- Assignment: If an entry holds a picture, drop the picture and restate the rest word for word.

- Task data:
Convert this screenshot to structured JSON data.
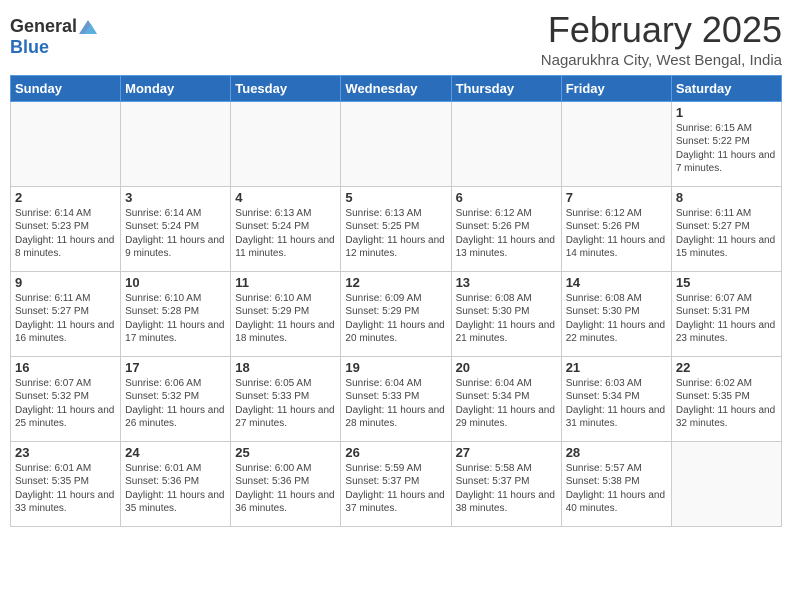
{
  "header": {
    "logo_general": "General",
    "logo_blue": "Blue",
    "month_year": "February 2025",
    "location": "Nagarukhra City, West Bengal, India"
  },
  "weekdays": [
    "Sunday",
    "Monday",
    "Tuesday",
    "Wednesday",
    "Thursday",
    "Friday",
    "Saturday"
  ],
  "weeks": [
    [
      {
        "day": "",
        "info": ""
      },
      {
        "day": "",
        "info": ""
      },
      {
        "day": "",
        "info": ""
      },
      {
        "day": "",
        "info": ""
      },
      {
        "day": "",
        "info": ""
      },
      {
        "day": "",
        "info": ""
      },
      {
        "day": "1",
        "info": "Sunrise: 6:15 AM\nSunset: 5:22 PM\nDaylight: 11 hours and 7 minutes."
      }
    ],
    [
      {
        "day": "2",
        "info": "Sunrise: 6:14 AM\nSunset: 5:23 PM\nDaylight: 11 hours and 8 minutes."
      },
      {
        "day": "3",
        "info": "Sunrise: 6:14 AM\nSunset: 5:24 PM\nDaylight: 11 hours and 9 minutes."
      },
      {
        "day": "4",
        "info": "Sunrise: 6:13 AM\nSunset: 5:24 PM\nDaylight: 11 hours and 11 minutes."
      },
      {
        "day": "5",
        "info": "Sunrise: 6:13 AM\nSunset: 5:25 PM\nDaylight: 11 hours and 12 minutes."
      },
      {
        "day": "6",
        "info": "Sunrise: 6:12 AM\nSunset: 5:26 PM\nDaylight: 11 hours and 13 minutes."
      },
      {
        "day": "7",
        "info": "Sunrise: 6:12 AM\nSunset: 5:26 PM\nDaylight: 11 hours and 14 minutes."
      },
      {
        "day": "8",
        "info": "Sunrise: 6:11 AM\nSunset: 5:27 PM\nDaylight: 11 hours and 15 minutes."
      }
    ],
    [
      {
        "day": "9",
        "info": "Sunrise: 6:11 AM\nSunset: 5:27 PM\nDaylight: 11 hours and 16 minutes."
      },
      {
        "day": "10",
        "info": "Sunrise: 6:10 AM\nSunset: 5:28 PM\nDaylight: 11 hours and 17 minutes."
      },
      {
        "day": "11",
        "info": "Sunrise: 6:10 AM\nSunset: 5:29 PM\nDaylight: 11 hours and 18 minutes."
      },
      {
        "day": "12",
        "info": "Sunrise: 6:09 AM\nSunset: 5:29 PM\nDaylight: 11 hours and 20 minutes."
      },
      {
        "day": "13",
        "info": "Sunrise: 6:08 AM\nSunset: 5:30 PM\nDaylight: 11 hours and 21 minutes."
      },
      {
        "day": "14",
        "info": "Sunrise: 6:08 AM\nSunset: 5:30 PM\nDaylight: 11 hours and 22 minutes."
      },
      {
        "day": "15",
        "info": "Sunrise: 6:07 AM\nSunset: 5:31 PM\nDaylight: 11 hours and 23 minutes."
      }
    ],
    [
      {
        "day": "16",
        "info": "Sunrise: 6:07 AM\nSunset: 5:32 PM\nDaylight: 11 hours and 25 minutes."
      },
      {
        "day": "17",
        "info": "Sunrise: 6:06 AM\nSunset: 5:32 PM\nDaylight: 11 hours and 26 minutes."
      },
      {
        "day": "18",
        "info": "Sunrise: 6:05 AM\nSunset: 5:33 PM\nDaylight: 11 hours and 27 minutes."
      },
      {
        "day": "19",
        "info": "Sunrise: 6:04 AM\nSunset: 5:33 PM\nDaylight: 11 hours and 28 minutes."
      },
      {
        "day": "20",
        "info": "Sunrise: 6:04 AM\nSunset: 5:34 PM\nDaylight: 11 hours and 29 minutes."
      },
      {
        "day": "21",
        "info": "Sunrise: 6:03 AM\nSunset: 5:34 PM\nDaylight: 11 hours and 31 minutes."
      },
      {
        "day": "22",
        "info": "Sunrise: 6:02 AM\nSunset: 5:35 PM\nDaylight: 11 hours and 32 minutes."
      }
    ],
    [
      {
        "day": "23",
        "info": "Sunrise: 6:01 AM\nSunset: 5:35 PM\nDaylight: 11 hours and 33 minutes."
      },
      {
        "day": "24",
        "info": "Sunrise: 6:01 AM\nSunset: 5:36 PM\nDaylight: 11 hours and 35 minutes."
      },
      {
        "day": "25",
        "info": "Sunrise: 6:00 AM\nSunset: 5:36 PM\nDaylight: 11 hours and 36 minutes."
      },
      {
        "day": "26",
        "info": "Sunrise: 5:59 AM\nSunset: 5:37 PM\nDaylight: 11 hours and 37 minutes."
      },
      {
        "day": "27",
        "info": "Sunrise: 5:58 AM\nSunset: 5:37 PM\nDaylight: 11 hours and 38 minutes."
      },
      {
        "day": "28",
        "info": "Sunrise: 5:57 AM\nSunset: 5:38 PM\nDaylight: 11 hours and 40 minutes."
      },
      {
        "day": "",
        "info": ""
      }
    ]
  ]
}
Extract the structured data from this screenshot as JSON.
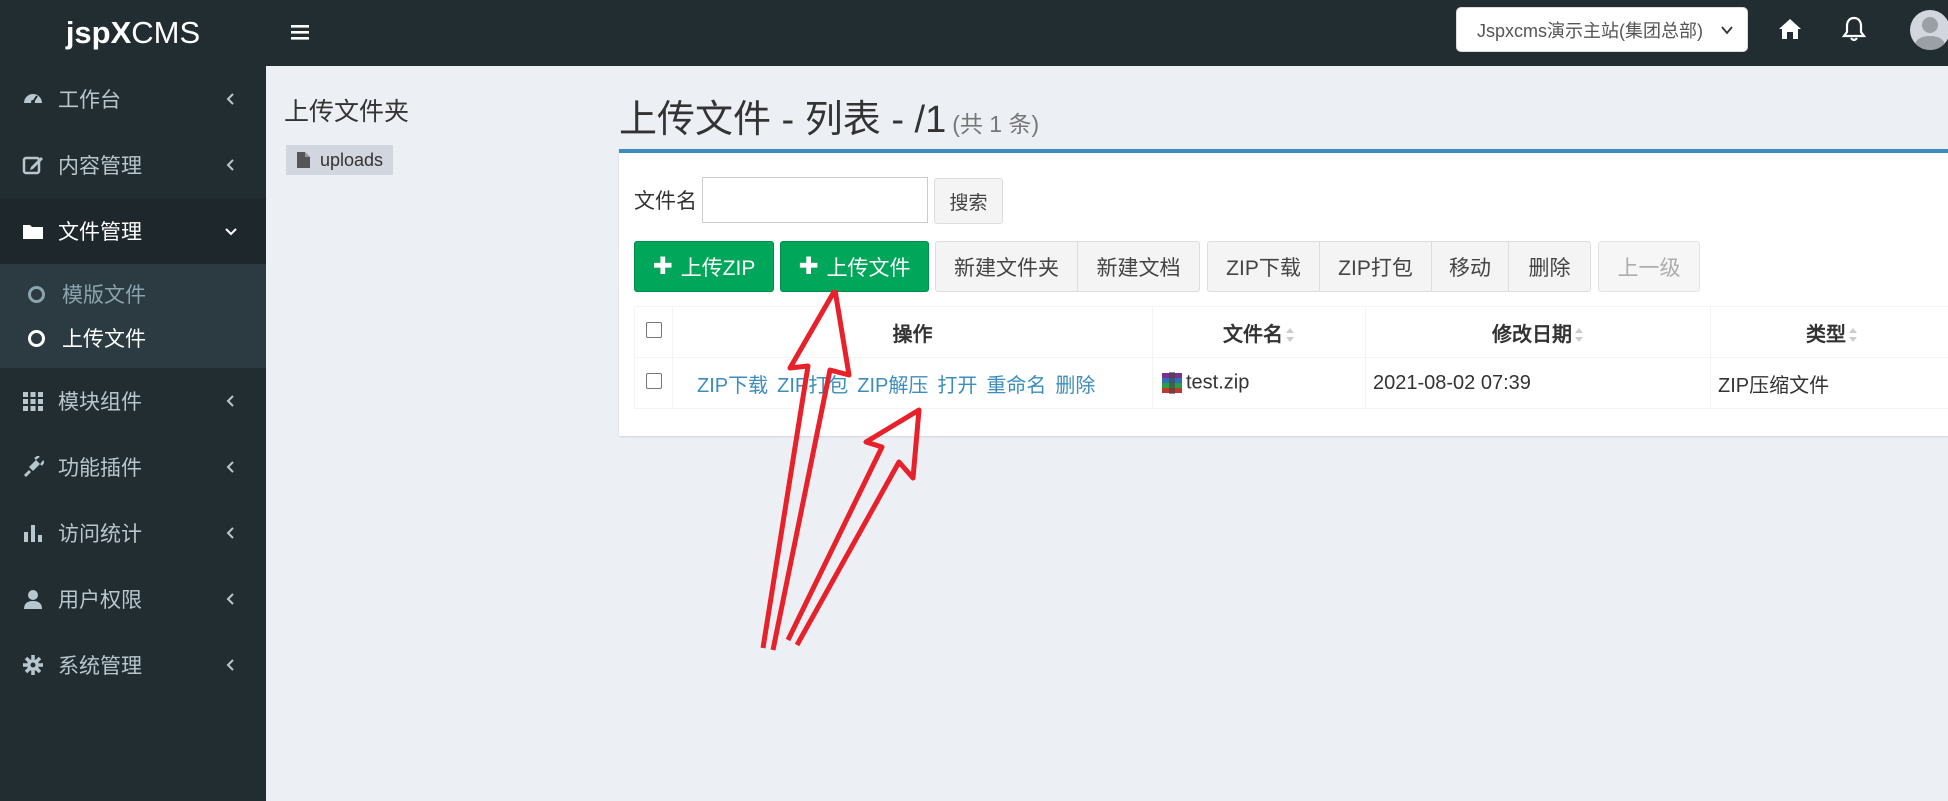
{
  "app": {
    "logo_bold": "jspX",
    "logo_thin": "CMS"
  },
  "sidebar": {
    "items": [
      {
        "label": "工作台",
        "icon": "dashboard-icon"
      },
      {
        "label": "内容管理",
        "icon": "edit-icon"
      },
      {
        "label": "文件管理",
        "icon": "folder-icon",
        "expanded": true
      },
      {
        "label": "模块组件",
        "icon": "grid-icon"
      },
      {
        "label": "功能插件",
        "icon": "plug-icon"
      },
      {
        "label": "访问统计",
        "icon": "bar-chart-icon"
      },
      {
        "label": "用户权限",
        "icon": "user-icon"
      },
      {
        "label": "系统管理",
        "icon": "gear-icon"
      }
    ],
    "submenu": [
      {
        "label": "模版文件",
        "active": false
      },
      {
        "label": "上传文件",
        "active": true
      }
    ]
  },
  "header": {
    "site_select": "Jspxcms演示主站(集团总部)"
  },
  "tree": {
    "title": "上传文件夹",
    "node": "uploads"
  },
  "main": {
    "title": "上传文件 - 列表 - /1",
    "count": "(共 1 条)",
    "search_label": "文件名",
    "search_value": "",
    "search_button": "搜索",
    "buttons": {
      "upload_zip": "上传ZIP",
      "upload_file": "上传文件",
      "new_folder": "新建文件夹",
      "new_doc": "新建文档",
      "zip_download": "ZIP下载",
      "zip_pack": "ZIP打包",
      "move": "移动",
      "delete": "删除",
      "up_level": "上一级"
    },
    "table": {
      "headers": [
        "操作",
        "文件名",
        "修改日期",
        "类型"
      ],
      "rows": [
        {
          "actions": [
            "ZIP下载",
            "ZIP打包",
            "ZIP解压",
            "打开",
            "重命名",
            "删除"
          ],
          "filename": "test.zip",
          "modified": "2021-08-02 07:39",
          "type": "ZIP压缩文件"
        }
      ]
    }
  },
  "colors": {
    "sidebar_bg": "#222d32",
    "accent_blue": "#3c8dbc",
    "btn_green": "#00a65a",
    "annotation_red": "#e8202a"
  }
}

- Solution to this problem:
Convert this screenshot to structured JSON data.
{
  "header": {
    "logo_general": "General",
    "logo_blue": "Blue",
    "month_year": "February 2025",
    "location": "Nagarukhra City, West Bengal, India"
  },
  "weekdays": [
    "Sunday",
    "Monday",
    "Tuesday",
    "Wednesday",
    "Thursday",
    "Friday",
    "Saturday"
  ],
  "weeks": [
    [
      {
        "day": "",
        "info": ""
      },
      {
        "day": "",
        "info": ""
      },
      {
        "day": "",
        "info": ""
      },
      {
        "day": "",
        "info": ""
      },
      {
        "day": "",
        "info": ""
      },
      {
        "day": "",
        "info": ""
      },
      {
        "day": "1",
        "info": "Sunrise: 6:15 AM\nSunset: 5:22 PM\nDaylight: 11 hours and 7 minutes."
      }
    ],
    [
      {
        "day": "2",
        "info": "Sunrise: 6:14 AM\nSunset: 5:23 PM\nDaylight: 11 hours and 8 minutes."
      },
      {
        "day": "3",
        "info": "Sunrise: 6:14 AM\nSunset: 5:24 PM\nDaylight: 11 hours and 9 minutes."
      },
      {
        "day": "4",
        "info": "Sunrise: 6:13 AM\nSunset: 5:24 PM\nDaylight: 11 hours and 11 minutes."
      },
      {
        "day": "5",
        "info": "Sunrise: 6:13 AM\nSunset: 5:25 PM\nDaylight: 11 hours and 12 minutes."
      },
      {
        "day": "6",
        "info": "Sunrise: 6:12 AM\nSunset: 5:26 PM\nDaylight: 11 hours and 13 minutes."
      },
      {
        "day": "7",
        "info": "Sunrise: 6:12 AM\nSunset: 5:26 PM\nDaylight: 11 hours and 14 minutes."
      },
      {
        "day": "8",
        "info": "Sunrise: 6:11 AM\nSunset: 5:27 PM\nDaylight: 11 hours and 15 minutes."
      }
    ],
    [
      {
        "day": "9",
        "info": "Sunrise: 6:11 AM\nSunset: 5:27 PM\nDaylight: 11 hours and 16 minutes."
      },
      {
        "day": "10",
        "info": "Sunrise: 6:10 AM\nSunset: 5:28 PM\nDaylight: 11 hours and 17 minutes."
      },
      {
        "day": "11",
        "info": "Sunrise: 6:10 AM\nSunset: 5:29 PM\nDaylight: 11 hours and 18 minutes."
      },
      {
        "day": "12",
        "info": "Sunrise: 6:09 AM\nSunset: 5:29 PM\nDaylight: 11 hours and 20 minutes."
      },
      {
        "day": "13",
        "info": "Sunrise: 6:08 AM\nSunset: 5:30 PM\nDaylight: 11 hours and 21 minutes."
      },
      {
        "day": "14",
        "info": "Sunrise: 6:08 AM\nSunset: 5:30 PM\nDaylight: 11 hours and 22 minutes."
      },
      {
        "day": "15",
        "info": "Sunrise: 6:07 AM\nSunset: 5:31 PM\nDaylight: 11 hours and 23 minutes."
      }
    ],
    [
      {
        "day": "16",
        "info": "Sunrise: 6:07 AM\nSunset: 5:32 PM\nDaylight: 11 hours and 25 minutes."
      },
      {
        "day": "17",
        "info": "Sunrise: 6:06 AM\nSunset: 5:32 PM\nDaylight: 11 hours and 26 minutes."
      },
      {
        "day": "18",
        "info": "Sunrise: 6:05 AM\nSunset: 5:33 PM\nDaylight: 11 hours and 27 minutes."
      },
      {
        "day": "19",
        "info": "Sunrise: 6:04 AM\nSunset: 5:33 PM\nDaylight: 11 hours and 28 minutes."
      },
      {
        "day": "20",
        "info": "Sunrise: 6:04 AM\nSunset: 5:34 PM\nDaylight: 11 hours and 29 minutes."
      },
      {
        "day": "21",
        "info": "Sunrise: 6:03 AM\nSunset: 5:34 PM\nDaylight: 11 hours and 31 minutes."
      },
      {
        "day": "22",
        "info": "Sunrise: 6:02 AM\nSunset: 5:35 PM\nDaylight: 11 hours and 32 minutes."
      }
    ],
    [
      {
        "day": "23",
        "info": "Sunrise: 6:01 AM\nSunset: 5:35 PM\nDaylight: 11 hours and 33 minutes."
      },
      {
        "day": "24",
        "info": "Sunrise: 6:01 AM\nSunset: 5:36 PM\nDaylight: 11 hours and 35 minutes."
      },
      {
        "day": "25",
        "info": "Sunrise: 6:00 AM\nSunset: 5:36 PM\nDaylight: 11 hours and 36 minutes."
      },
      {
        "day": "26",
        "info": "Sunrise: 5:59 AM\nSunset: 5:37 PM\nDaylight: 11 hours and 37 minutes."
      },
      {
        "day": "27",
        "info": "Sunrise: 5:58 AM\nSunset: 5:37 PM\nDaylight: 11 hours and 38 minutes."
      },
      {
        "day": "28",
        "info": "Sunrise: 5:57 AM\nSunset: 5:38 PM\nDaylight: 11 hours and 40 minutes."
      },
      {
        "day": "",
        "info": ""
      }
    ]
  ]
}
Extract the structured data from this screenshot as JSON.
{
  "app": {
    "logo_bold": "jspX",
    "logo_thin": "CMS"
  },
  "sidebar": {
    "items": [
      {
        "label": "工作台",
        "icon": "dashboard-icon"
      },
      {
        "label": "内容管理",
        "icon": "edit-icon"
      },
      {
        "label": "文件管理",
        "icon": "folder-icon",
        "expanded": true
      },
      {
        "label": "模块组件",
        "icon": "grid-icon"
      },
      {
        "label": "功能插件",
        "icon": "plug-icon"
      },
      {
        "label": "访问统计",
        "icon": "bar-chart-icon"
      },
      {
        "label": "用户权限",
        "icon": "user-icon"
      },
      {
        "label": "系统管理",
        "icon": "gear-icon"
      }
    ],
    "submenu": [
      {
        "label": "模版文件",
        "active": false
      },
      {
        "label": "上传文件",
        "active": true
      }
    ]
  },
  "header": {
    "site_select": "Jspxcms演示主站(集团总部)"
  },
  "tree": {
    "title": "上传文件夹",
    "node": "uploads"
  },
  "main": {
    "title": "上传文件 - 列表 - /1",
    "count": "(共 1 条)",
    "search_label": "文件名",
    "search_value": "",
    "search_button": "搜索",
    "buttons": {
      "upload_zip": "上传ZIP",
      "upload_file": "上传文件",
      "new_folder": "新建文件夹",
      "new_doc": "新建文档",
      "zip_download": "ZIP下载",
      "zip_pack": "ZIP打包",
      "move": "移动",
      "delete": "删除",
      "up_level": "上一级"
    },
    "table": {
      "headers": [
        "操作",
        "文件名",
        "修改日期",
        "类型"
      ],
      "rows": [
        {
          "actions": [
            "ZIP下载",
            "ZIP打包",
            "ZIP解压",
            "打开",
            "重命名",
            "删除"
          ],
          "filename": "test.zip",
          "modified": "2021-08-02 07:39",
          "type": "ZIP压缩文件"
        }
      ]
    }
  },
  "colors": {
    "sidebar_bg": "#222d32",
    "accent_blue": "#3c8dbc",
    "btn_green": "#00a65a",
    "annotation_red": "#e8202a"
  }
}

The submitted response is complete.